(TASK STATEMENT): Scan the listing below for the word "data", then copy each line that has it.
▼
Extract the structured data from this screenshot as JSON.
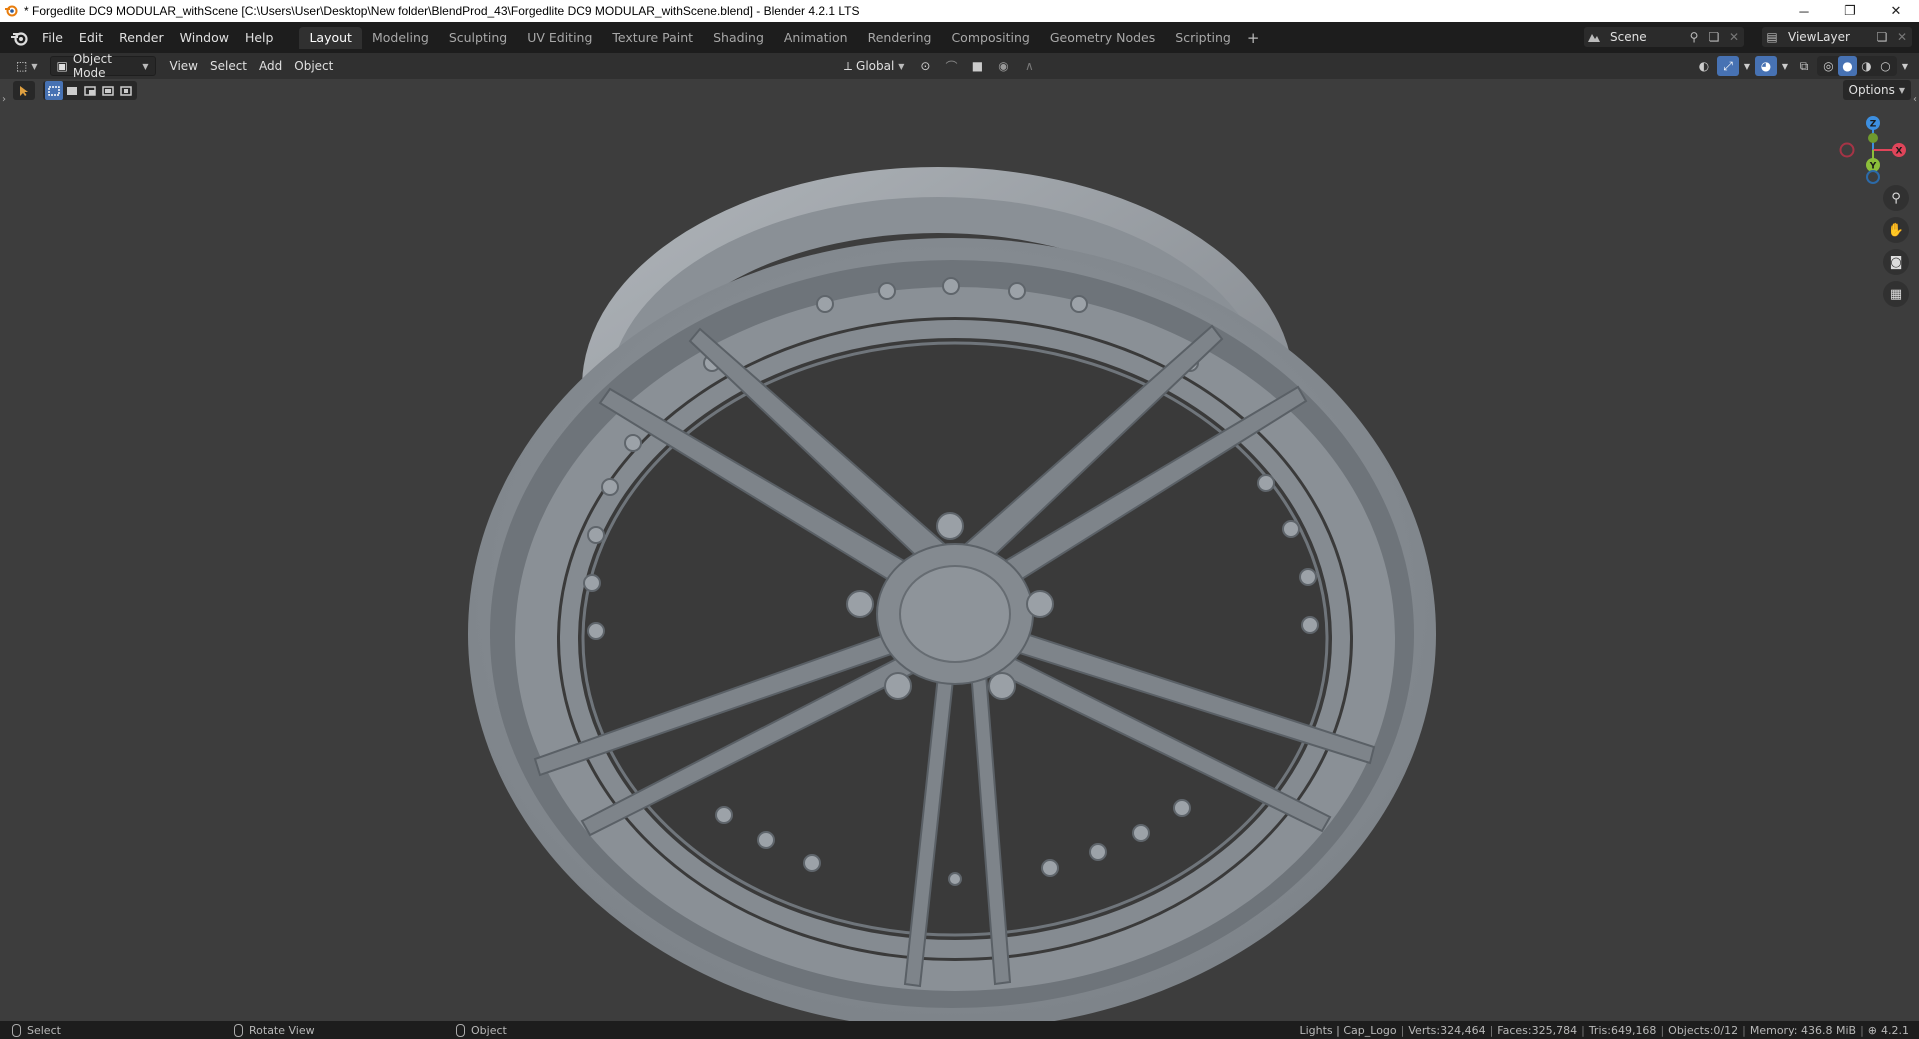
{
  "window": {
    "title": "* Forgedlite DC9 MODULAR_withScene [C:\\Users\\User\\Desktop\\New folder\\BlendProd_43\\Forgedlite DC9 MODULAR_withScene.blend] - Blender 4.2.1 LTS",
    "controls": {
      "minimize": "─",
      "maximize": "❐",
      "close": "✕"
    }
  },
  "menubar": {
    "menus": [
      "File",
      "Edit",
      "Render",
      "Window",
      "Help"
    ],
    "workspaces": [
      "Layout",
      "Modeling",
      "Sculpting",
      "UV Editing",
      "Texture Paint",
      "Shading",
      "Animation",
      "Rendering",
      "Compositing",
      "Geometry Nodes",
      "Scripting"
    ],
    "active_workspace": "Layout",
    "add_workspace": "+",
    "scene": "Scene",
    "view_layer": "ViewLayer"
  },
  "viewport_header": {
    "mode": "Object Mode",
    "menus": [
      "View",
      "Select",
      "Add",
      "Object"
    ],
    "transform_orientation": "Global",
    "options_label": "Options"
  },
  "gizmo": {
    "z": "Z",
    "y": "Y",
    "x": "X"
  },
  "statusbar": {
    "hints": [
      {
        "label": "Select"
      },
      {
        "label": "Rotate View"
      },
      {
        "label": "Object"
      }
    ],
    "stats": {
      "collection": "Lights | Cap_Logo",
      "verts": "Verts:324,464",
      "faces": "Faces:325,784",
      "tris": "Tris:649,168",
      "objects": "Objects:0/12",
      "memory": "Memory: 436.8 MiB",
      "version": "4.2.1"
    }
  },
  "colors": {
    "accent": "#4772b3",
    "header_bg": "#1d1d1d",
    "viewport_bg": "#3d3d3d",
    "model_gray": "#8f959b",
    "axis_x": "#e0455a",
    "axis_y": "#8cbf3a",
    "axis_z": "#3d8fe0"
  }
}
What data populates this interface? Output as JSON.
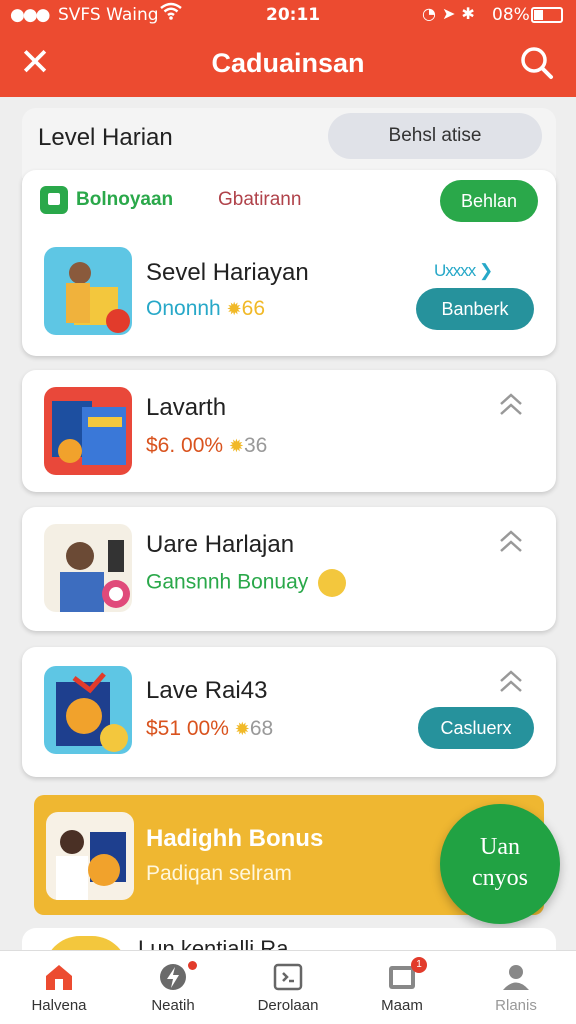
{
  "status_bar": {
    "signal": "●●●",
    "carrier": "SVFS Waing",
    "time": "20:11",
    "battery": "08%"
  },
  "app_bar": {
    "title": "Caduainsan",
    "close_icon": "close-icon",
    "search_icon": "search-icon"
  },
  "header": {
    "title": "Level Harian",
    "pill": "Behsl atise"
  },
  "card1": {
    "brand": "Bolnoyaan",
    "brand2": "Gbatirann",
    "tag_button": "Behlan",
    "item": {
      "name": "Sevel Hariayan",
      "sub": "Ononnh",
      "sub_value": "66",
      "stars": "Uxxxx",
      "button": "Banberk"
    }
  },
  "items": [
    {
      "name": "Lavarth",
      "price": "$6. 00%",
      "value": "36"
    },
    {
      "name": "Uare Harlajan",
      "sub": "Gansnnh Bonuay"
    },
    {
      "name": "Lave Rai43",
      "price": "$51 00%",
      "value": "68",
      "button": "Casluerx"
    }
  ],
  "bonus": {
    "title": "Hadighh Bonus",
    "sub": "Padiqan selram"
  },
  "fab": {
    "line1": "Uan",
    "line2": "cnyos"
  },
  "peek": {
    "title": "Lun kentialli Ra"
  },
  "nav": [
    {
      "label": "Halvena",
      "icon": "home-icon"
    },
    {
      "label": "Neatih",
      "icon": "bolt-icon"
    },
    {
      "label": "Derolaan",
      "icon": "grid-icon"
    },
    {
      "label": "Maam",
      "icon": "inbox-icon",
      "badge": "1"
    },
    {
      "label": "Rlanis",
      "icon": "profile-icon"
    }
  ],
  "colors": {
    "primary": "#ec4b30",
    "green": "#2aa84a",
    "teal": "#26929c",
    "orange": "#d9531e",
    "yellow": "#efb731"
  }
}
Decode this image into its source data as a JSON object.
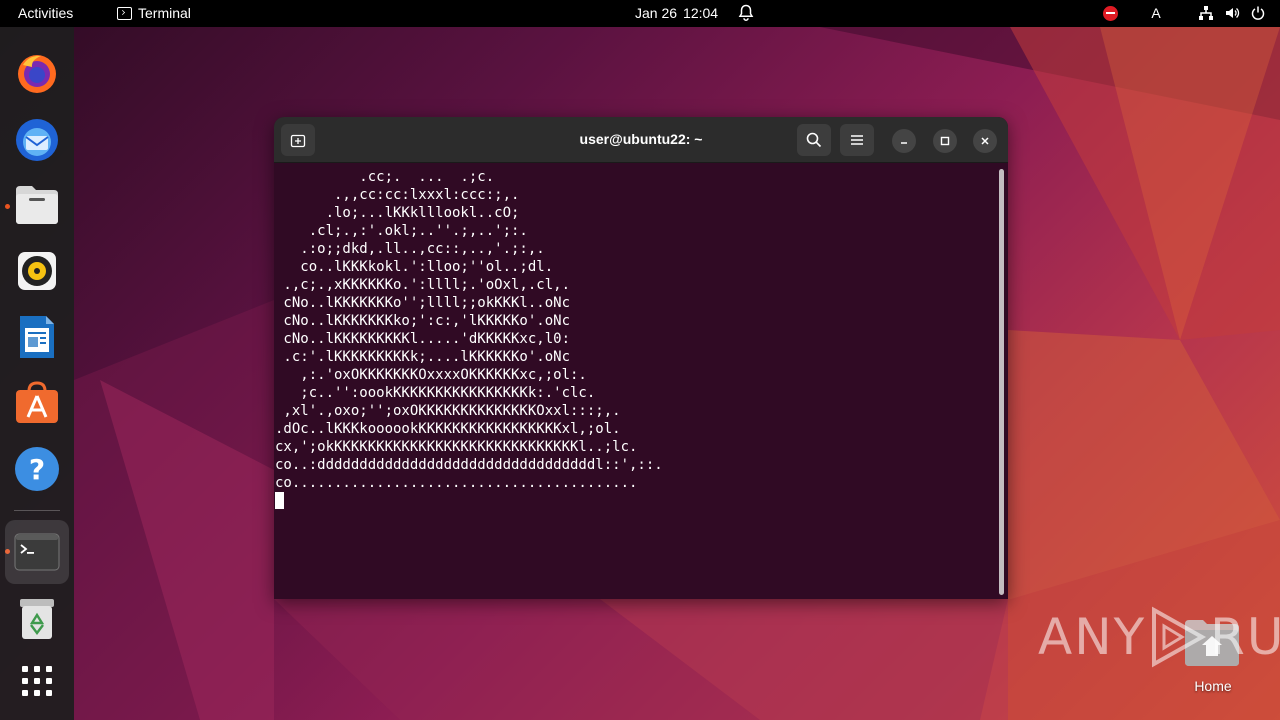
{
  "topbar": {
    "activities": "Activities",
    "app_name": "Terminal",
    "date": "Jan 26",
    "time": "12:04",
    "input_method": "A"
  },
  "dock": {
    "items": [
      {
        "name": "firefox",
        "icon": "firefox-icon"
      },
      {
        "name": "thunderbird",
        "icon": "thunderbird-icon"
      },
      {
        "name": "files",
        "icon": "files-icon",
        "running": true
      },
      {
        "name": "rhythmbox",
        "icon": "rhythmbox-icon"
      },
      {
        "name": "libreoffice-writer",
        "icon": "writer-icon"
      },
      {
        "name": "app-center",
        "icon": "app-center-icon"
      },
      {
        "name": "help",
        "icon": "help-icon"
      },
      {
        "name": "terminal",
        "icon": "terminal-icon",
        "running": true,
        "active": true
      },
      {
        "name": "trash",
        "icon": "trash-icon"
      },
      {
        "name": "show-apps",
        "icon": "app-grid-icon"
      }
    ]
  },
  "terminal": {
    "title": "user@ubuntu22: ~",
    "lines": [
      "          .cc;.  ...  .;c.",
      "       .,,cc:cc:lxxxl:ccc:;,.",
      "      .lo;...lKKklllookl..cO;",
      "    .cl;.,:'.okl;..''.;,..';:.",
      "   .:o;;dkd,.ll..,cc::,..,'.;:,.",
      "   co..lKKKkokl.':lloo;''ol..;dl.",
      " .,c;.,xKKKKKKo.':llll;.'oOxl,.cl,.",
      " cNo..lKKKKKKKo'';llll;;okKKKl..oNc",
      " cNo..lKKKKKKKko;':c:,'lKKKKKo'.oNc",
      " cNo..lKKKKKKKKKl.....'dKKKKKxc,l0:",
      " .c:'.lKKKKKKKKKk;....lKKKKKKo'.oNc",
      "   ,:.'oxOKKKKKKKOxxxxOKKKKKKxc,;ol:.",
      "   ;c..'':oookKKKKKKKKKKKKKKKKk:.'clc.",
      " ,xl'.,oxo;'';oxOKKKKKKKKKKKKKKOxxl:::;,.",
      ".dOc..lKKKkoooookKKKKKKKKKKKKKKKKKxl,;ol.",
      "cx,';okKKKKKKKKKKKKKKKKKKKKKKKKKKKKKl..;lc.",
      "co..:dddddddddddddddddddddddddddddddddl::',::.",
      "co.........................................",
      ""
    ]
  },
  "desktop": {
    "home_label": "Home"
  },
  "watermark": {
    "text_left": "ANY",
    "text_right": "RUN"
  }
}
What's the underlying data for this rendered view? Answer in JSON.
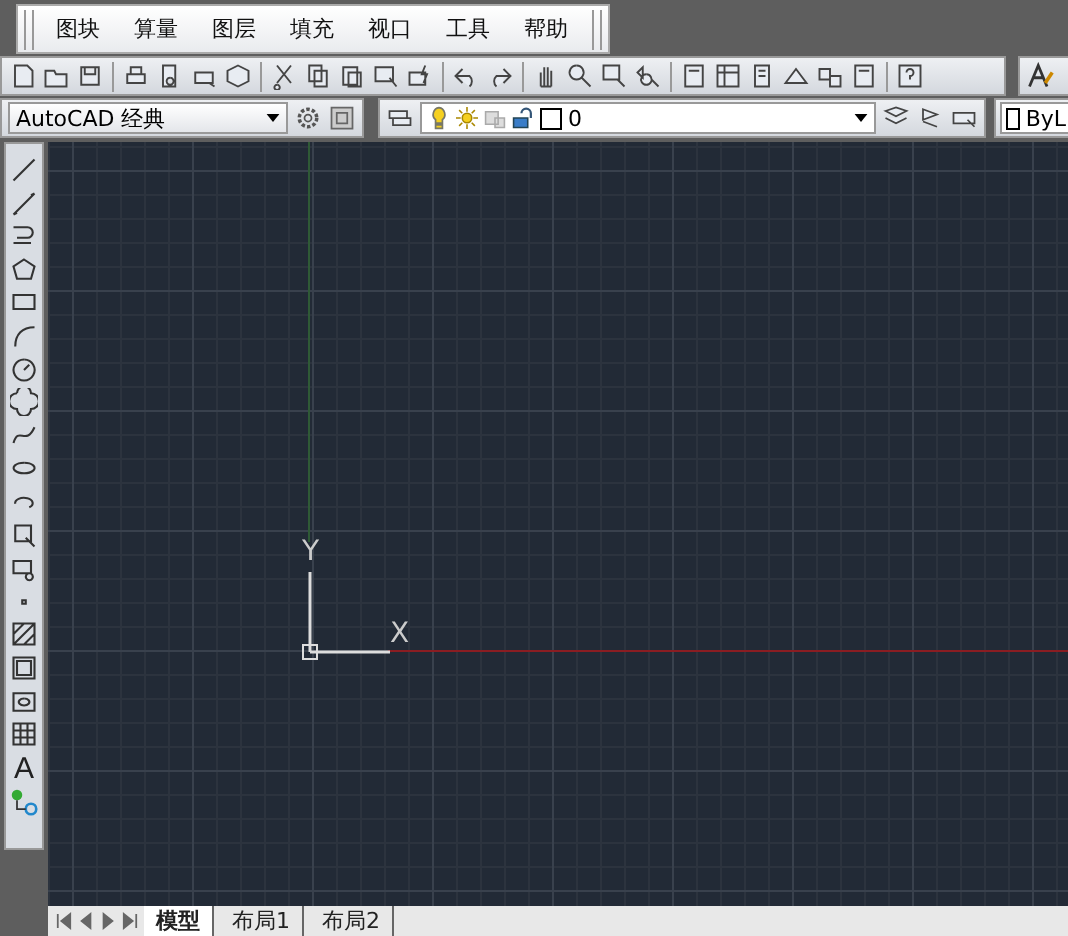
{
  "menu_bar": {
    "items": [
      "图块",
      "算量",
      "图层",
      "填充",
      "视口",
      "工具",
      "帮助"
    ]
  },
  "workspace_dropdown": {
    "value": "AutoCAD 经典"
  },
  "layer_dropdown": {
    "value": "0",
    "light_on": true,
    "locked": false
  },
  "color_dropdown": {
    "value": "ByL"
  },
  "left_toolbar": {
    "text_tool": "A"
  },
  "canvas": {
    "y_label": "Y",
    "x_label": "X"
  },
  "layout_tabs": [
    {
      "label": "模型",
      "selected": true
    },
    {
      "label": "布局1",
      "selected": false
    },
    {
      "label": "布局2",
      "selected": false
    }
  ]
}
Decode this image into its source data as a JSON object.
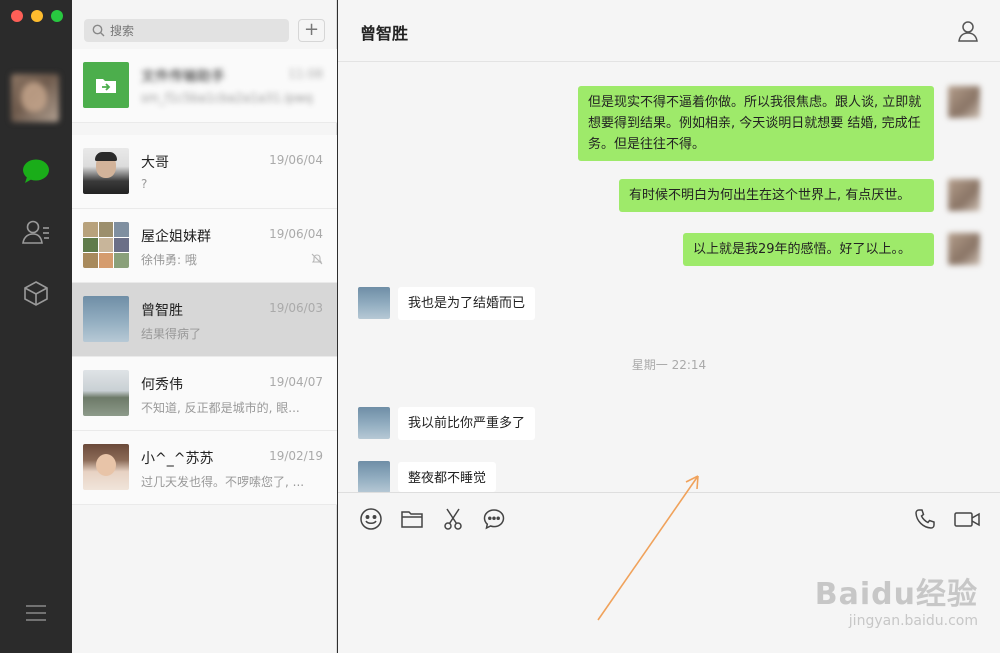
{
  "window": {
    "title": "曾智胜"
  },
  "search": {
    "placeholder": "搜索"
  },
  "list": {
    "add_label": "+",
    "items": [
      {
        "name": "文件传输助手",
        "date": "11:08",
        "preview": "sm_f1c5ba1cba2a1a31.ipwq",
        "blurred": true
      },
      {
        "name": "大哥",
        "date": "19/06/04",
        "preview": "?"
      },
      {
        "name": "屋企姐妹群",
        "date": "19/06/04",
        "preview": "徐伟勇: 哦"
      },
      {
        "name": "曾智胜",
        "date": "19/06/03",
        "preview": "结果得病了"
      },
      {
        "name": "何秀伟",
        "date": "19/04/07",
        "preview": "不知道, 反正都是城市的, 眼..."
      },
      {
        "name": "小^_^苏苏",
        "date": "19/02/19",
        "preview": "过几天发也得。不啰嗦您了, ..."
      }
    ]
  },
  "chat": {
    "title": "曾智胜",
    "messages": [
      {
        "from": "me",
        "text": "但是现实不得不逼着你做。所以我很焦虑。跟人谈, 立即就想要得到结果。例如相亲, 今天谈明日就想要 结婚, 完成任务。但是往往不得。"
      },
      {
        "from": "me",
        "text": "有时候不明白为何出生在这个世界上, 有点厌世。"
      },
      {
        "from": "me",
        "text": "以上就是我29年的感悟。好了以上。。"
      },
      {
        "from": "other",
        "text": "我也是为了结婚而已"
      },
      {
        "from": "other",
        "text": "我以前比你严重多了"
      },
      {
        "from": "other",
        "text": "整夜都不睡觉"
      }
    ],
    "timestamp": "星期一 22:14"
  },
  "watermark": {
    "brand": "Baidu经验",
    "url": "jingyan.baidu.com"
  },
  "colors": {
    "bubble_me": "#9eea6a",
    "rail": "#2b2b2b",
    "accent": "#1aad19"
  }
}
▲
(RESPONSE FOR THIS EXERCISE):
Extract the structured data from this screenshot as JSON.
What data populates this interface? Output as JSON.
Decode this image into its source data as a JSON object.
What's the underlying data for this rendered view? Answer in JSON.
Decode this image into its source data as a JSON object.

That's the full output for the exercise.